I've always believed the information and firsthand experiences many subscribers offer can be at least (often more so) as relevant to others as my own thoughts. That's why I share them from time to time.
For instance, here's a lightly edited letter from a reader and physician named Jordan who felt moved to provide his perspective.
"Dear Mike--I am a retired neurosurgeon who practiced for over 42 years. I enjoyed your article [on health-care costs] and you and your friend David covered most of the main points, but also need clarification.
"I totally agree with you about insurance companies. The better alternative is medical savings accounts, but it is very difficult to get young people to start this and they are pressured to turn immediately to insurance. I even tried to get my employees to do it and they would not.
"As for procedures, there are two prices: One is for the insurance company who will pay what they want to regardless of the charge. But health-care providers want to be sure to get as much as they can. The other is the cash price, which can often be negotiated ahead of the procedure, especially for the outpatient cases.
"The even greater issue, which again you alluded to, is the lawyers. Frankly, they have altered the entire landscape of medical practice. Doctors are always running scared and practice 'defensive medicine.' They are so afraid of missing something that they order more procedures, tests, and laboratory tests than would otherwise be prudent. This is especially true in emergency rooms.
"Did you and David come up with any numbers regarding the cost of medical education? A regular doctor can expect to come out with student loan and other debt of $250,000. A specialist such as a neurosurgeon or cardiac surgeon can wind up with twice that!

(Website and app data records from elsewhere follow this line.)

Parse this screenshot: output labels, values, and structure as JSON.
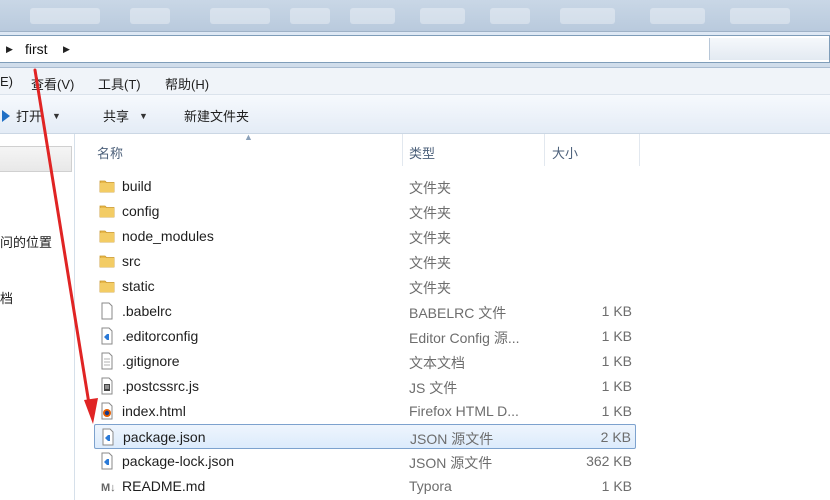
{
  "address": {
    "crumb": "first"
  },
  "menu": {
    "items": [
      "E)",
      "查看(V)",
      "工具(T)",
      "帮助(H)"
    ]
  },
  "commands": {
    "open": "打开",
    "share": "共享",
    "new_folder": "新建文件夹"
  },
  "nav": {
    "items": [
      "问的位置",
      "档"
    ]
  },
  "columns": {
    "name": "名称",
    "type": "类型",
    "size": "大小"
  },
  "files": [
    {
      "name": "build",
      "type": "文件夹",
      "size": "",
      "icon": "folder-icon"
    },
    {
      "name": "config",
      "type": "文件夹",
      "size": "",
      "icon": "folder-icon"
    },
    {
      "name": "node_modules",
      "type": "文件夹",
      "size": "",
      "icon": "folder-icon"
    },
    {
      "name": "src",
      "type": "文件夹",
      "size": "",
      "icon": "folder-icon"
    },
    {
      "name": "static",
      "type": "文件夹",
      "size": "",
      "icon": "folder-icon"
    },
    {
      "name": ".babelrc",
      "type": "BABELRC 文件",
      "size": "1 KB",
      "icon": "blank-file-icon"
    },
    {
      "name": ".editorconfig",
      "type": "Editor Config 源...",
      "size": "1 KB",
      "icon": "vscode-file-icon"
    },
    {
      "name": ".gitignore",
      "type": "文本文档",
      "size": "1 KB",
      "icon": "text-file-icon"
    },
    {
      "name": ".postcssrc.js",
      "type": "JS 文件",
      "size": "1 KB",
      "icon": "js-file-icon"
    },
    {
      "name": "index.html",
      "type": "Firefox HTML D...",
      "size": "1 KB",
      "icon": "firefox-file-icon"
    },
    {
      "name": "package.json",
      "type": "JSON 源文件",
      "size": "2 KB",
      "icon": "vscode-file-icon"
    },
    {
      "name": "package-lock.json",
      "type": "JSON 源文件",
      "size": "362 KB",
      "icon": "vscode-file-icon"
    },
    {
      "name": "README.md",
      "type": "Typora",
      "size": "1 KB",
      "icon": "markdown-file-icon"
    }
  ],
  "selected_file": "package.json",
  "colors": {
    "folder": "#e8b84a",
    "selection_border": "#7da2ce",
    "annotation_arrow": "#e02424"
  }
}
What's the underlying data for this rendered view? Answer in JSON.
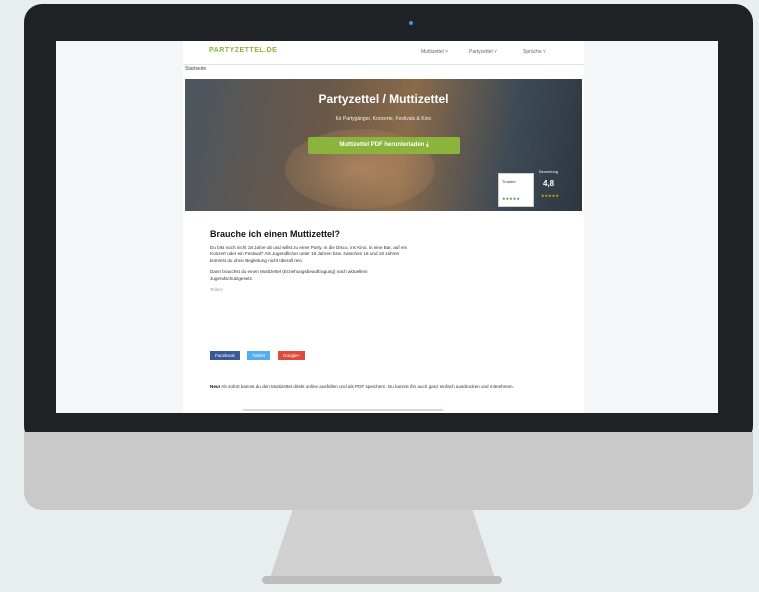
{
  "site": {
    "logo": "PARTYZETTEL.DE",
    "nav": [
      "Muttizettel ˅",
      "Partyzettel ˅",
      "Sprüche ˅"
    ],
    "breadcrumb": "Startseite"
  },
  "hero": {
    "title": "Partyzettel / Muttizettel",
    "subtitle": "für Partygänger, Konzerte, Festivals & Kino",
    "button_label": "Muttizettel PDF herunterladen ⤓",
    "badge_label": "Trusted",
    "badge_stars": "★★★★★",
    "rating_label": "Bewertung",
    "rating_score": "4,8",
    "rating_stars": "★★★★★"
  },
  "article": {
    "heading": "Brauche ich einen Muttizettel?",
    "paragraph1": "Du bist noch nicht 18 Jahre alt und willst zu einer Party, in die Disco, ins Kino, in eine Bar, auf ein Konzert oder ein Festival? Als Jugendlicher unter 16 Jahren bzw. zwischen 16 und 18 Jahren kommst du ohne Begleitung nicht überall rein.",
    "paragraph2": "Dann brauchst du einen Muttizettel (Erziehungsbeauftragung) nach aktuellem Jugendschutzgesetz.",
    "share_label": "Teilen:",
    "share_buttons": [
      "Facebook",
      "Twitter",
      "Google+"
    ],
    "note_bold": "Neu!",
    "note_text": "Ab sofort kannst du den Muttizettel direkt online ausfüllen und als PDF speichern. Du kannst ihn auch ganz einfach ausdrucken und mitnehmen."
  }
}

"At the end of the education (which in my case was 15 years after college) they often face the cost of moving, buying a house, opening an office, hiring staff, buying equipment, etc. And they still have yet to make a penny!
"Furthermore, remuneration has been cut severely. Medicare pays less than 20 percent of the usual and customary charges published by Blue Cross and Blue Shield. Medicaid, Tricare, and Obamacare were even less, sometimes as little as 17 percent of the amount billed.
"Try getting your attorney, or even plumber or electrician to accept 17 percent of their bill and like it! Medicine is not a good way to make a living. It is a calling, somewhat like being a priest or monk. It requires workweeks of up to 100 hours, kills family life, and marriages. I discouraged my children from even considering it."
Seen Angela's dress?
Angela Palladino of Rogers has been a sad lady ever since her husband inadvertently donated her wedding dress to Goodwill along with other clothing items. It was bad enough he'd somehow lost his wedding ring while vacationing in Santa Fe, N.M., two weeks earlier. But now the dress?
That kinda honest mistake could take a lot of flowers, a romantic dinner and perhaps a human-sized stuffy from the county fair to salve that much anxiety and sorrow, especially after only a year of marriage.
To his credit, hubby did send flowers and professed profound regrets, which helped.
Palladino, employed by Wal-Mart's office of corporate affairs, did all she could to try and find her dress, including an unproductive visit to Goodwill. She tried Facebook. But it was all for naught. The fashionable size 6 to 8 ivory gown with a sweetheart neck and beading still hangs in another's closet.
She's hoping an empathetic reader will be the one who made the purchase and would kindly allow Angela to buy it back. While I've never owned or worn a wedding gown, I can strangely understand Angela's angst.
If you are that Goodwill buyer, or know who is, please pass the story along in hopes of resolving this drama and making life better for the Palladinos.
On second thought, I'm thinking at least three romantic dinners and a visit to Destin might be required to satisfy proper amends. We guys sure do unintentionally and with good intentions get ourselves into the darnedest messes.
Rush to exonerate
The nonprofit "Freedom Watch" credits Townhall.com in reporting that U.S. Senators Lindsey Graham and Charles Grassley revealed the nature of gross political influence within our criminal justice system.
"According to new transcripts released by the Senate Judiciary Committee ... former FBI Director James Comey made the decision not to refer then Democrat presidential candidate Hillary Clinton for prosecution long before ever interviewing key witnesses. Members of the committee allege Comey made the decision months before FBI agents were finished with the criminal investigation into her mishandling of classified information during her time as secretary of state."
Comey's inappropriate investigator/prosecutor and decider role in this to me bore the stench of potential political contamination from its early days though his tortured reasoning that exonerated Clinton of criminal wrongdoing.
Mike Masterson is a longtime Arkansas journalist. Email him at email@example.com.
Editorial on 09/10/2017
Print Headline: Doc's perspective